Grocers Say Goods Still Moving

Times Staff Writers

The Teamsters' support for striking grocery clerks created a delivery-truck bottleneck at warehouses in Southern California on Tuesday, but supermarket chains said they continued to ship goods to stores without major interruption.

The Teamsters' action also didn't appear to have an immediate effect on shoppers buying groceries for Thanksgiving, though supplies varied from store to store.

The three supermarket companies -- Safeway Inc., which owns Vons and Pavilions, Kroger Co., parent of Ralphs, and Albertsons Inc. -- said they had stocked their stores in advance of Thanksgiving and before the Teamsters on Monday ordered its drivers and workers at company warehouses not to cross picket lines there.

But union members said the noose would tighten.

"This will make things worse," said Tony Perez, a representative of the United Food and Commercial Workers union.

About 70,000 UFCW members have been idle since Oct. 11, when union members struck Vons and Pavilions. Ralphs and Albertsons locked out their union workers the next day.

The International Brotherhood of Teamsters on Monday ordered its 8,000 drivers and workers at 10 warehouses in Southern and Central California to honor the picket lines the UFCW has set up at the warehouses. There are pickets at Ralphs' warehouses, though the UFCW has removed its pickets from Ralphs stores to focus pressure on Safeway and Albertsons.

The strike and lockout, the region's first in 25 years, are prompting all three chains to take the unusual step of closing their stores Thanksgiving Day. "We made a business decision to close," Ralphs spokesman Terry O'Neil said. "By noon, the stores are pretty dead anyway."

At Vons' distribution center in El Monte on Tuesday morning, Teamsters drivers pulled their rigs to the edge of the plant and then hopped out as about three dozen UFCW pickets marched outside the gate.

At times, several Vons tractor-trailers were parked in a line, waiting for Vons' managers or temporary workers to drive them in. As they did, they were loudly jeered by the UFCW pickets, who yelled obscenities and shook their fists and signs.

An occasional truck, presumably loaded with fresh merchandise, pulled out of the center to another boisterous protest from the pickets. Two El Monte police officers stood watch nearby.

The number of trucks leaving the warehouse quickly fell from its level of earlier this week, said Stan Liedle, a member of Teamsters Local 630 who normally works inside the Vons center, loading trucks with groceries.

"There's very little going out," Liedle said as he stood outside the center, watching the traffic come and go.

Not so, said Vons spokeswoman Sandra Calderon.

"It's had little effect on our deliveries," she said. Vons expected to send out about 100 fully loaded trucks Tuesday to all its distribution points, about the same as last week before the Teamsters' action, Calderon said.

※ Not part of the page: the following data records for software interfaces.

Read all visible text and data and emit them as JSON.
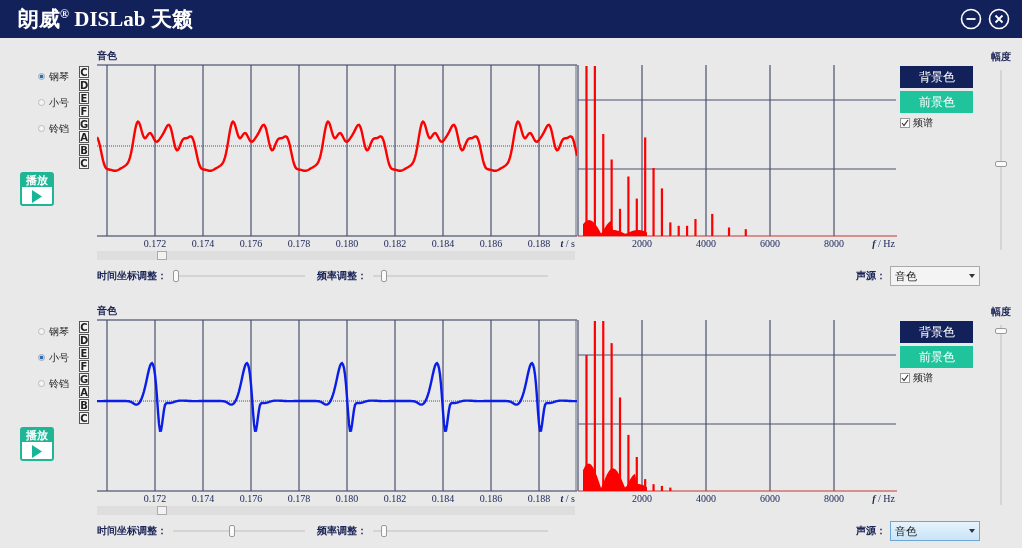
{
  "window": {
    "title": "朗威$^{®}$ DISLab 天籁"
  },
  "panels": [
    {
      "title": "音色",
      "color": "#ff0000",
      "instruments": [
        {
          "label": "钢琴",
          "selected": true
        },
        {
          "label": "小号",
          "selected": false
        },
        {
          "label": "铃铛",
          "selected": false
        }
      ],
      "notes": [
        "C",
        "D",
        "E",
        "F",
        "G",
        "A",
        "B",
        "C"
      ],
      "play_button": {
        "label": "播放"
      },
      "time_axis": {
        "ticks": [
          "0.172",
          "0.174",
          "0.176",
          "0.178",
          "0.180",
          "0.182",
          "0.184",
          "0.186",
          "0.188"
        ],
        "label": "*t* / s"
      },
      "frequency_axis": {
        "ticks": [
          "2000",
          "4000",
          "6000",
          "8000"
        ],
        "label": "*f* / Hz"
      },
      "background_button": "背景色",
      "foreground_button": "前景色",
      "spectrum_checkbox": {
        "label": "频谱",
        "checked": true
      },
      "time_scale_slider": {
        "label": "时间坐标调整：",
        "level": 0.0
      },
      "frequency_slider": {
        "label": "频率调整：",
        "level": 0.05
      },
      "source": {
        "label": "声源：",
        "value": "音色",
        "focused": false
      },
      "amplitude": {
        "label": "幅度",
        "level": 0.47
      }
    },
    {
      "title": "音色",
      "color": "#0a1ee6",
      "instruments": [
        {
          "label": "钢琴",
          "selected": false
        },
        {
          "label": "小号",
          "selected": true
        },
        {
          "label": "铃铛",
          "selected": false
        }
      ],
      "notes": [
        "C",
        "D",
        "E",
        "F",
        "G",
        "A",
        "B",
        "C"
      ],
      "play_button": {
        "label": "播放"
      },
      "time_axis": {
        "ticks": [
          "0.172",
          "0.174",
          "0.176",
          "0.178",
          "0.180",
          "0.182",
          "0.184",
          "0.186",
          "0.188"
        ],
        "label": "*t* / s"
      },
      "frequency_axis": {
        "ticks": [
          "2000",
          "4000",
          "6000",
          "8000"
        ],
        "label": "*f* / Hz"
      },
      "background_button": "背景色",
      "foreground_button": "前景色",
      "spectrum_checkbox": {
        "label": "频谱",
        "checked": true
      },
      "time_scale_slider": {
        "label": "时间坐标调整：",
        "level": 0.45
      },
      "frequency_slider": {
        "label": "频率调整：",
        "level": 0.05
      },
      "source": {
        "label": "声源：",
        "value": "音色",
        "focused": true
      },
      "amplitude": {
        "label": "幅度",
        "level": 0.98
      }
    }
  ]
}
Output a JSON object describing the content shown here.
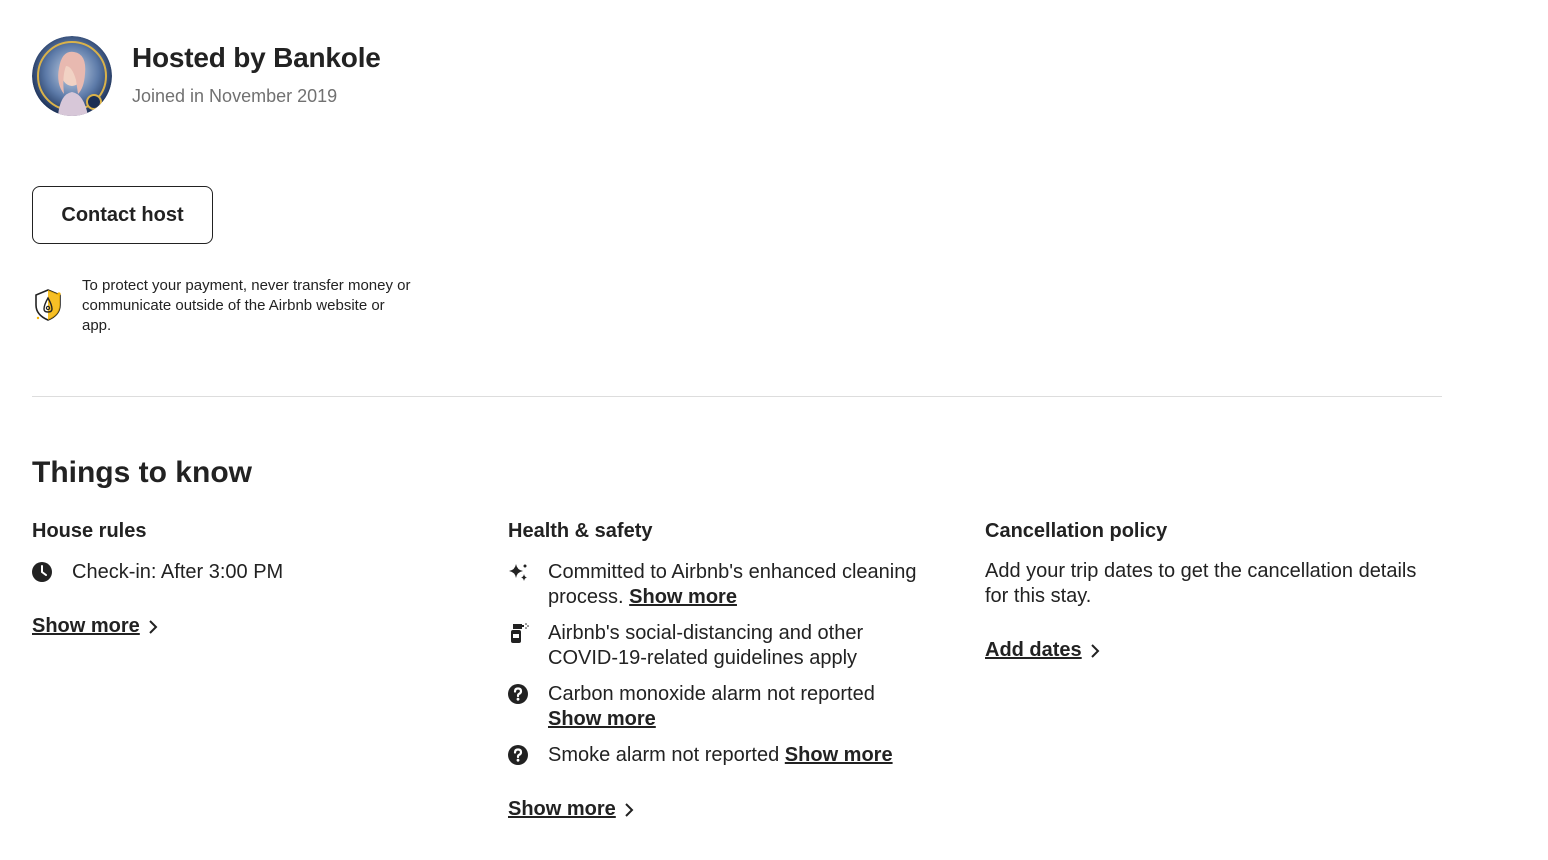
{
  "host": {
    "title": "Hosted by Bankole",
    "joined": "Joined in November 2019",
    "avatar_icon": "host-avatar-photo"
  },
  "contact_button": {
    "label": "Contact host"
  },
  "payment_notice": {
    "icon": "shield-icon",
    "text": "To protect your payment, never transfer money or communicate outside of the Airbnb website or app."
  },
  "things_to_know": {
    "title": "Things to know",
    "house_rules": {
      "title": "House rules",
      "items": [
        {
          "icon": "clock-icon",
          "text": "Check-in: After 3:00 PM"
        }
      ],
      "show_more": "Show more"
    },
    "health_safety": {
      "title": "Health & safety",
      "items": [
        {
          "icon": "sparkles-icon",
          "text": "Committed to Airbnb's enhanced cleaning process.",
          "link": "Show more"
        },
        {
          "icon": "spray-bottle-icon",
          "text": "Airbnb's social-distancing and other COVID-19-related guidelines apply",
          "link": ""
        },
        {
          "icon": "question-circle-icon",
          "text": "Carbon monoxide alarm not reported",
          "link": "Show more"
        },
        {
          "icon": "question-circle-icon",
          "text": "Smoke alarm not reported",
          "link": "Show more"
        }
      ],
      "show_more": "Show more"
    },
    "cancellation": {
      "title": "Cancellation policy",
      "text": "Add your trip dates to get the cancellation details for this stay.",
      "link": "Add dates"
    }
  },
  "colors": {
    "text": "#222222",
    "muted": "#717171",
    "divider": "#dddddd",
    "shield_accent": "#f5b400"
  }
}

"We are in very, very good shape at this point," she said. "We've not had a problem getting temporary drivers and replacement workers for inside the warehouses."

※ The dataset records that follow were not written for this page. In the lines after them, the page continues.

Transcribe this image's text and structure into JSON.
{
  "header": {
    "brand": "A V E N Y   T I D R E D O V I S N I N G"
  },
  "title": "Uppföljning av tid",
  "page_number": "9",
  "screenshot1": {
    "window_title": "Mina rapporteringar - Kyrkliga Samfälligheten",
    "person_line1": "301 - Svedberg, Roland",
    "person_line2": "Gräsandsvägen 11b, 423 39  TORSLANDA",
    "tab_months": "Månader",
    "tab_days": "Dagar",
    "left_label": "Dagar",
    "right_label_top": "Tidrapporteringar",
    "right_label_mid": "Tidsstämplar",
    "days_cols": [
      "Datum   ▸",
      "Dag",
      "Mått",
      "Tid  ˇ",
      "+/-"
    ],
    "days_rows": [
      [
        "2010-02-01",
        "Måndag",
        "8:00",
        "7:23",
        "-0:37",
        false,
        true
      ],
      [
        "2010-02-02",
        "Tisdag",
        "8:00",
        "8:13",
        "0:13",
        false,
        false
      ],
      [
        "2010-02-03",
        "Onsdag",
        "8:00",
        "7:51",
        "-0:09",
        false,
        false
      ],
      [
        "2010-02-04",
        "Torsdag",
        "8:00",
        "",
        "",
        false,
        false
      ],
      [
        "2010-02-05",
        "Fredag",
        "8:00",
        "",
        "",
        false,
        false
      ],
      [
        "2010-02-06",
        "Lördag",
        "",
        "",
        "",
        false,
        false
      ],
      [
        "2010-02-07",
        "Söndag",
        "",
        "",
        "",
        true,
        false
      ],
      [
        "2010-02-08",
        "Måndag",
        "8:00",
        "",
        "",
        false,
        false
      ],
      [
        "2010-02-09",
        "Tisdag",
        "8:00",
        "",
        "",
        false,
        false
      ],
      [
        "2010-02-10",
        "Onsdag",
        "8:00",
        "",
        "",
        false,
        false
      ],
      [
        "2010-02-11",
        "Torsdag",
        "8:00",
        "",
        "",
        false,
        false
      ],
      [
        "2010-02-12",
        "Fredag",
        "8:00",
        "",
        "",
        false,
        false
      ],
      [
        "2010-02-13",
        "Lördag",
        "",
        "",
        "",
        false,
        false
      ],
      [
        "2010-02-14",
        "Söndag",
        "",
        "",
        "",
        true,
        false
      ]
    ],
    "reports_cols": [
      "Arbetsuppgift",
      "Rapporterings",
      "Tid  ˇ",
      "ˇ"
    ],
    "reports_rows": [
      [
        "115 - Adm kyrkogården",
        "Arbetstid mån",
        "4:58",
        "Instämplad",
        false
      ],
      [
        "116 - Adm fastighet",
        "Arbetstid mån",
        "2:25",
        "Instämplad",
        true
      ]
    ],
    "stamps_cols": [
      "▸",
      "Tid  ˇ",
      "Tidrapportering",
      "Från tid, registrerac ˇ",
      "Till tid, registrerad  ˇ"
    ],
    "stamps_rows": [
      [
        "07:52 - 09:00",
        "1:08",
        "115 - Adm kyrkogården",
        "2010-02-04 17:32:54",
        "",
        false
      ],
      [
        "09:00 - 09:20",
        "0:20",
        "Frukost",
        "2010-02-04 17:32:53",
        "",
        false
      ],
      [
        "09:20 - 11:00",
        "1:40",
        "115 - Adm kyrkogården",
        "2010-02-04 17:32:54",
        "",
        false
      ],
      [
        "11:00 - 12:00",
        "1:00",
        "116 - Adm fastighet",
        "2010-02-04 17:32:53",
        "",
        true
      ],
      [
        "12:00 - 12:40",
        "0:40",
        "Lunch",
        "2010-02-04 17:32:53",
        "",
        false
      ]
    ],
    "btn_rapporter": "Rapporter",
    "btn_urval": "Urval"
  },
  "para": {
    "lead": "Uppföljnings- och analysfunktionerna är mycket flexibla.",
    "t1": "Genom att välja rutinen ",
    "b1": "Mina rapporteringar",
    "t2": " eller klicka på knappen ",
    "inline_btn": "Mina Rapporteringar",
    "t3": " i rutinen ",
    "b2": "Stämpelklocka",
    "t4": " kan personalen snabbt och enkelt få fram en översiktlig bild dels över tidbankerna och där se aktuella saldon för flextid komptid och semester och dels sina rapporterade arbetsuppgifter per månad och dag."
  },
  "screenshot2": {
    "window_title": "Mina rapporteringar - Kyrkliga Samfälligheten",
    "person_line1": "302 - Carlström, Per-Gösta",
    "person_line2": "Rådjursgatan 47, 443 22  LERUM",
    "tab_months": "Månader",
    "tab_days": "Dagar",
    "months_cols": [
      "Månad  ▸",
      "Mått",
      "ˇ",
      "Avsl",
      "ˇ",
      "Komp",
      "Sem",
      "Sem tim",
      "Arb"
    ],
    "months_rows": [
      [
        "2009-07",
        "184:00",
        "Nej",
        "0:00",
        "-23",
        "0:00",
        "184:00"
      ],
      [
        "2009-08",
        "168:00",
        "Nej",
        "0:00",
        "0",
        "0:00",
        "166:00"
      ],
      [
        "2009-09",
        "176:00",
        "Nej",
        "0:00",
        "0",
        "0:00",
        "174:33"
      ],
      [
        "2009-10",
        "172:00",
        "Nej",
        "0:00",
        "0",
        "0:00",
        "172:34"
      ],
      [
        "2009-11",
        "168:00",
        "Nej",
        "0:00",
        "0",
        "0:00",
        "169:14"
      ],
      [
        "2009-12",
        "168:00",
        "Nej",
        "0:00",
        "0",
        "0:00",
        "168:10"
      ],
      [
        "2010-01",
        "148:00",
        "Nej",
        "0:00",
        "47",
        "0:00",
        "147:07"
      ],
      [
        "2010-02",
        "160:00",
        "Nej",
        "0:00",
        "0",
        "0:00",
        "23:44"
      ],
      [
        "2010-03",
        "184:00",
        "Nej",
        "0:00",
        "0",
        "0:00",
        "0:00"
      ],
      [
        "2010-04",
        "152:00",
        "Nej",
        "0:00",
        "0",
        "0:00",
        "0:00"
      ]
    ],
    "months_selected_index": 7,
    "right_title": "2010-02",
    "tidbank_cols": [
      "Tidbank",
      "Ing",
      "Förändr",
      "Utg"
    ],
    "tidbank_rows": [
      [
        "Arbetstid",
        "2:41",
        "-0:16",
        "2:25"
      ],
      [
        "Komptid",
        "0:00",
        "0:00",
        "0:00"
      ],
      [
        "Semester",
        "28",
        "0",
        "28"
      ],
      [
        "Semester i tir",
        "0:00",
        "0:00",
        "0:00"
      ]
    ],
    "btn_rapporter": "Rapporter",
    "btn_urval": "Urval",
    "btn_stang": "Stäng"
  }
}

At a Vons east of downtown Los Angeles, shoppers searched in vain for frozen turkeys, while supplies of cereals, breads and dairy products appeared thin.

But there were plenty of turkeys, dairy products and packaged meats at a Pavilions in Arcadia.

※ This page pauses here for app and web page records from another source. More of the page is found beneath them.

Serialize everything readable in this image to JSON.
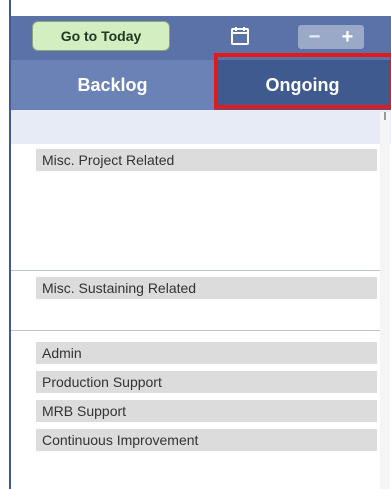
{
  "toolbar": {
    "goto_today_label": "Go to Today",
    "zoom_out_label": "−",
    "zoom_in_label": "+"
  },
  "tabs": [
    {
      "label": "Backlog"
    },
    {
      "label": "Ongoing"
    }
  ],
  "sections": [
    {
      "items": [
        "Misc. Project Related"
      ]
    },
    {
      "items": [
        "Misc. Sustaining Related"
      ]
    },
    {
      "items": [
        "Admin",
        "Production Support",
        "MRB Support",
        "Continuous Improvement"
      ]
    }
  ],
  "colors": {
    "toolbar_bg": "#5a72a8",
    "tab_selected_bg": "#3f5a8e",
    "highlight": "#e11b1b",
    "goto_button_bg": "#d3efc1"
  },
  "icons": {
    "calendar": "calendar-icon"
  }
}
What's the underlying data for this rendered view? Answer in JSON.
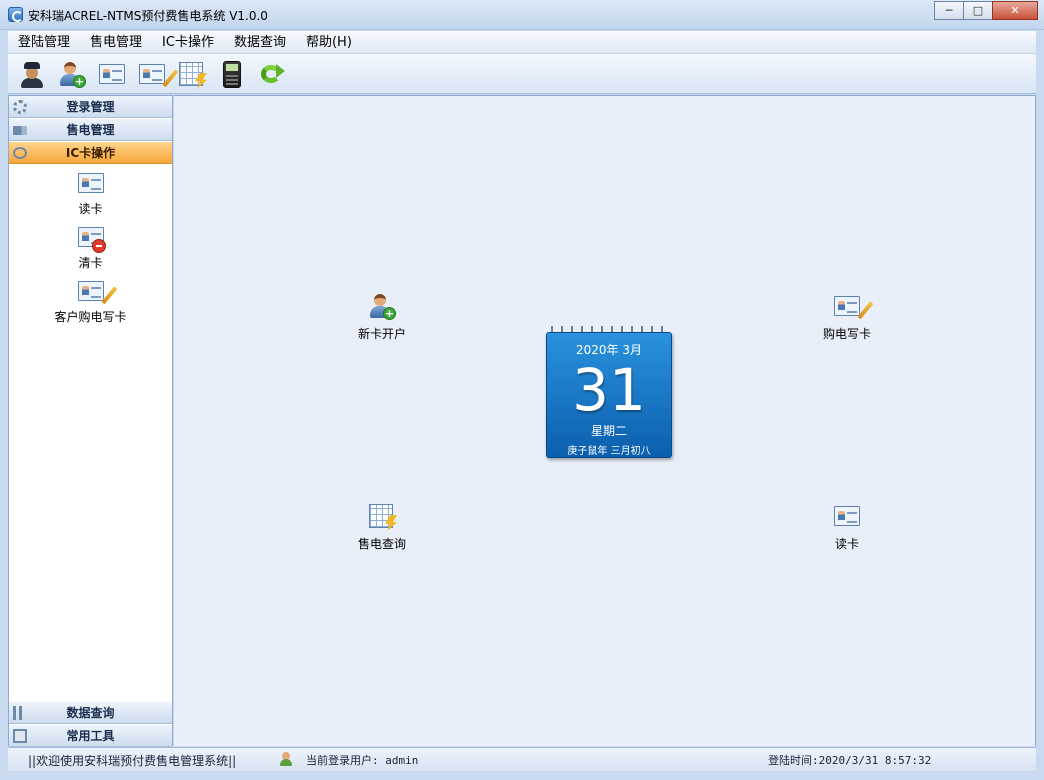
{
  "window": {
    "title": "安科瑞ACREL-NTMS预付费售电系统 V1.0.0",
    "min_label": "─",
    "max_label": "□",
    "close_label": "✕"
  },
  "menu": {
    "items": [
      "登陆管理",
      "售电管理",
      "IC卡操作",
      "数据查询",
      "帮助(H)"
    ]
  },
  "toolbar": {
    "icons": [
      "police-icon",
      "add-user-icon",
      "read-card-icon",
      "write-card-icon",
      "sales-table-icon",
      "calculator-icon",
      "refresh-icon"
    ]
  },
  "sidebar": {
    "sections": [
      {
        "label": "登录管理",
        "icon": "gear-icon"
      },
      {
        "label": "售电管理",
        "icon": "truck-icon"
      },
      {
        "label": "IC卡操作",
        "icon": "anchor-icon",
        "active": true
      },
      {
        "label": "数据查询",
        "icon": "tools-icon"
      },
      {
        "label": "常用工具",
        "icon": "document-icon"
      }
    ],
    "items": [
      {
        "label": "读卡",
        "icon": "read-card-icon"
      },
      {
        "label": "清卡",
        "icon": "clear-card-icon"
      },
      {
        "label": "客户购电写卡",
        "icon": "write-card-icon"
      }
    ]
  },
  "main": {
    "shortcuts": [
      {
        "label": "新卡开户",
        "icon": "new-account-icon"
      },
      {
        "label": "购电写卡",
        "icon": "purchase-write-card-icon"
      },
      {
        "label": "售电查询",
        "icon": "sales-query-icon"
      },
      {
        "label": "读卡",
        "icon": "read-card-icon"
      }
    ],
    "calendar": {
      "year_month": "2020年  3月",
      "day": "31",
      "weekday": "星期二",
      "lunar": "庚子鼠年  三月初八"
    }
  },
  "status": {
    "welcome": "||欢迎使用安科瑞预付费售电管理系统||",
    "current_user": "当前登录用户: admin",
    "login_time": "登陆时间:2020/3/31 8:57:32"
  },
  "colors": {
    "accent_active": "#f6a739",
    "calendar_blue": "#0b5fae"
  }
}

And at a Ralphs in Pasadena, shopper Alesia Allen said the Teamsters' action hadn't affected her. "I found everything I needed," she said.

Albertsons spokeswoman Stacia Levenfeld said trucks delivered goods out of all three of Albertson's regional warehouses Tuesday, but she declined to say what share of normal traffic that represented.

"We're continuing to meet the needs of our stores," Levenfeld said. "Our holiday merchandising was done -- we're just replenishing supplies at this point."

Investors discounted the Teamsters' action. Stocks of all three chains advanced Tuesday on the New York Stock Exchange, with Safeway rising 27 cents to $20.80 a share, Kroger gaining 25 cents to $18.90, and Albertsons rising 37 cents to $21.22.


On February 12, 2004 the United Food and Commercial Workers Union, which had stated repeatedly that 70,000 workers were involved in the supermarket labor dispute in Central and Southern California, said that the number of people on strike or locked out was actually 59,000. A union spokeswoman, Barbara Maynard, said that 70,000 UFCW members were, in fact, covered by the labor contract with supermarkets that expired last year. But 11,000 of them worked for Stater Bros. Holdings Inc., Arden Group Inc.'s Gelson's and other regional grocery companies and were still on the job. (See: "UFCW Revises Number of Workers in Labor Dispute," Los Angeles Times, February 13, 2004, Business C-11)

--- END NOTE ---

Copyright © 2019, Los Angeles Times
EDITION: California | U.S. & World